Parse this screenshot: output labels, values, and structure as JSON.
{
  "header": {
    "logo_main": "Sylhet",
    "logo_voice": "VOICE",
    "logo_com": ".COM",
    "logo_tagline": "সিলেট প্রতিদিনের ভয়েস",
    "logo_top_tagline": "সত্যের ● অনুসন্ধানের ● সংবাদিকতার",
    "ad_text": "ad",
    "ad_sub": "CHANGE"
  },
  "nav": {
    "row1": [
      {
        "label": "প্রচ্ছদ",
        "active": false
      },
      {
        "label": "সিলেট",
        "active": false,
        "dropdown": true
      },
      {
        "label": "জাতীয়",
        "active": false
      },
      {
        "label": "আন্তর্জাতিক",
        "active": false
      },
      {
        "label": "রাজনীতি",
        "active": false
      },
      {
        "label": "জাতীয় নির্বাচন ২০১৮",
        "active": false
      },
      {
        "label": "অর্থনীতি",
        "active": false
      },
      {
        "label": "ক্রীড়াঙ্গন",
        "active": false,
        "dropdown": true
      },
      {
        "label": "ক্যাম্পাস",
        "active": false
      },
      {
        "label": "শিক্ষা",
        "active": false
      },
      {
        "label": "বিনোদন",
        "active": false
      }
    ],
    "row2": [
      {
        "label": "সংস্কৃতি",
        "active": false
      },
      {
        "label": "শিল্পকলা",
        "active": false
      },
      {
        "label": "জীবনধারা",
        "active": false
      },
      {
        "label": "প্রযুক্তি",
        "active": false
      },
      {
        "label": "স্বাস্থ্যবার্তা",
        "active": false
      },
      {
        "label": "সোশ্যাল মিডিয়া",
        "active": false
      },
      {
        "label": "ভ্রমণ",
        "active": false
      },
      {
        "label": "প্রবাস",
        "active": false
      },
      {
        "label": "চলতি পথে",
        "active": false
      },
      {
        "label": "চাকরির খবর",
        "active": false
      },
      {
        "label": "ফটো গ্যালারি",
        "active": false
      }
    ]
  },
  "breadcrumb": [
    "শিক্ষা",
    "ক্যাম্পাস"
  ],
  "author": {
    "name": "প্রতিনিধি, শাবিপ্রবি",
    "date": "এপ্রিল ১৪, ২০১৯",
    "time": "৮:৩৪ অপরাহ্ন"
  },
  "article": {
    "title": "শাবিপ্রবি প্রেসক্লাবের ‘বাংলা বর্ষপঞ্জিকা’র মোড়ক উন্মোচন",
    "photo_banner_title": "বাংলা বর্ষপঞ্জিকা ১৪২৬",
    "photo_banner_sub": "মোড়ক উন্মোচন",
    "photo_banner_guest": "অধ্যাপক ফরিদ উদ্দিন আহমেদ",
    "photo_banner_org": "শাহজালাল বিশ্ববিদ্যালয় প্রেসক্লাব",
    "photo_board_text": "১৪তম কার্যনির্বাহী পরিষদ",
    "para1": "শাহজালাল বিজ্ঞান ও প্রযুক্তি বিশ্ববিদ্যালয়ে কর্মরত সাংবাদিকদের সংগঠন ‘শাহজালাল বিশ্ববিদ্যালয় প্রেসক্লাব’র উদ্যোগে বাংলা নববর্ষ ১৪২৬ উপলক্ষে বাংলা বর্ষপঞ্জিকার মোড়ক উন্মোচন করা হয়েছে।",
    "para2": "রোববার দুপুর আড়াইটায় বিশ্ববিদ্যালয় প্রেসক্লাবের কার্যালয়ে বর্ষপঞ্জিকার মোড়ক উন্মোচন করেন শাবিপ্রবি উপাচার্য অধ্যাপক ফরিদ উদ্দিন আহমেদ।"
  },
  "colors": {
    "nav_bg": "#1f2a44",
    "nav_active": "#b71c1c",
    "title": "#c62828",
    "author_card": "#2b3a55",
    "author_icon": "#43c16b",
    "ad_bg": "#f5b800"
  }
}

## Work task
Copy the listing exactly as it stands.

## Response to the task
Parse this screenshot: output labels, values, and structure as JSON.
{
  "header": {
    "logo_main": "Sylhet",
    "logo_voice": "VOICE",
    "logo_com": ".COM",
    "logo_tagline": "সিলেট প্রতিদিনের ভয়েস",
    "logo_top_tagline": "সত্যের ● অনুসন্ধানের ● সংবাদিকতার",
    "ad_text": "ad",
    "ad_sub": "CHANGE"
  },
  "nav": {
    "row1": [
      {
        "label": "প্রচ্ছদ",
        "active": false
      },
      {
        "label": "সিলেট",
        "active": false,
        "dropdown": true
      },
      {
        "label": "জাতীয়",
        "active": false
      },
      {
        "label": "আন্তর্জাতিক",
        "active": false
      },
      {
        "label": "রাজনীতি",
        "active": false
      },
      {
        "label": "জাতীয় নির্বাচন ২০১৮",
        "active": false
      },
      {
        "label": "অর্থনীতি",
        "active": false
      },
      {
        "label": "ক্রীড়াঙ্গন",
        "active": false,
        "dropdown": true
      },
      {
        "label": "ক্যাম্পাস",
        "active": false
      },
      {
        "label": "শিক্ষা",
        "active": false
      },
      {
        "label": "বিনোদন",
        "active": false
      }
    ],
    "row2": [
      {
        "label": "সংস্কৃতি",
        "active": false
      },
      {
        "label": "শিল্পকলা",
        "active": false
      },
      {
        "label": "জীবনধারা",
        "active": false
      },
      {
        "label": "প্রযুক্তি",
        "active": false
      },
      {
        "label": "স্বাস্থ্যবার্তা",
        "active": false
      },
      {
        "label": "সোশ্যাল মিডিয়া",
        "active": false
      },
      {
        "label": "ভ্রমণ",
        "active": false
      },
      {
        "label": "প্রবাস",
        "active": false
      },
      {
        "label": "চলতি পথে",
        "active": false
      },
      {
        "label": "চাকরির খবর",
        "active": false
      },
      {
        "label": "ফটো গ্যালারি",
        "active": false
      }
    ]
  },
  "breadcrumb": [
    "শিক্ষা",
    "ক্যাম্পাস"
  ],
  "author": {
    "name": "প্রতিনিধি, শাবিপ্রবি",
    "date": "এপ্রিল ১৪, ২০১৯",
    "time": "৮:৩৪ অপরাহ্ন"
  },
  "article": {
    "title": "শাবিপ্রবি প্রেসক্লাবের ‘বাংলা বর্ষপঞ্জিকা’র মোড়ক উন্মোচন",
    "photo_banner_title": "বাংলা বর্ষপঞ্জিকা ১৪২৬",
    "photo_banner_sub": "মোড়ক উন্মোচন",
    "photo_banner_guest": "অধ্যাপক ফরিদ উদ্দিন আহমেদ",
    "photo_banner_org": "শাহজালাল বিশ্ববিদ্যালয় প্রেসক্লাব",
    "photo_board_text": "১৪তম কার্যনির্বাহী পরিষদ",
    "para1": "শাহজালাল বিজ্ঞান ও প্রযুক্তি বিশ্ববিদ্যালয়ে কর্মরত সাংবাদিকদের সংগঠন ‘শাহজালাল বিশ্ববিদ্যালয় প্রেসক্লাব’র উদ্যোগে বাংলা নববর্ষ ১৪২৬ উপলক্ষে বাংলা বর্ষপঞ্জিকার মোড়ক উন্মোচন করা হয়েছে।",
    "para2": "রোববার দুপুর আড়াইটায় বিশ্ববিদ্যালয় প্রেসক্লাবের কার্যালয়ে বর্ষপঞ্জিকার মোড়ক উন্মোচন করেন শাবিপ্রবি উপাচার্য অধ্যাপক ফরিদ উদ্দিন আহমেদ।"
  },
  "colors": {
    "nav_bg": "#1f2a44",
    "nav_active": "#b71c1c",
    "title": "#c62828",
    "author_card": "#2b3a55",
    "author_icon": "#43c16b",
    "ad_bg": "#f5b800"
  }
}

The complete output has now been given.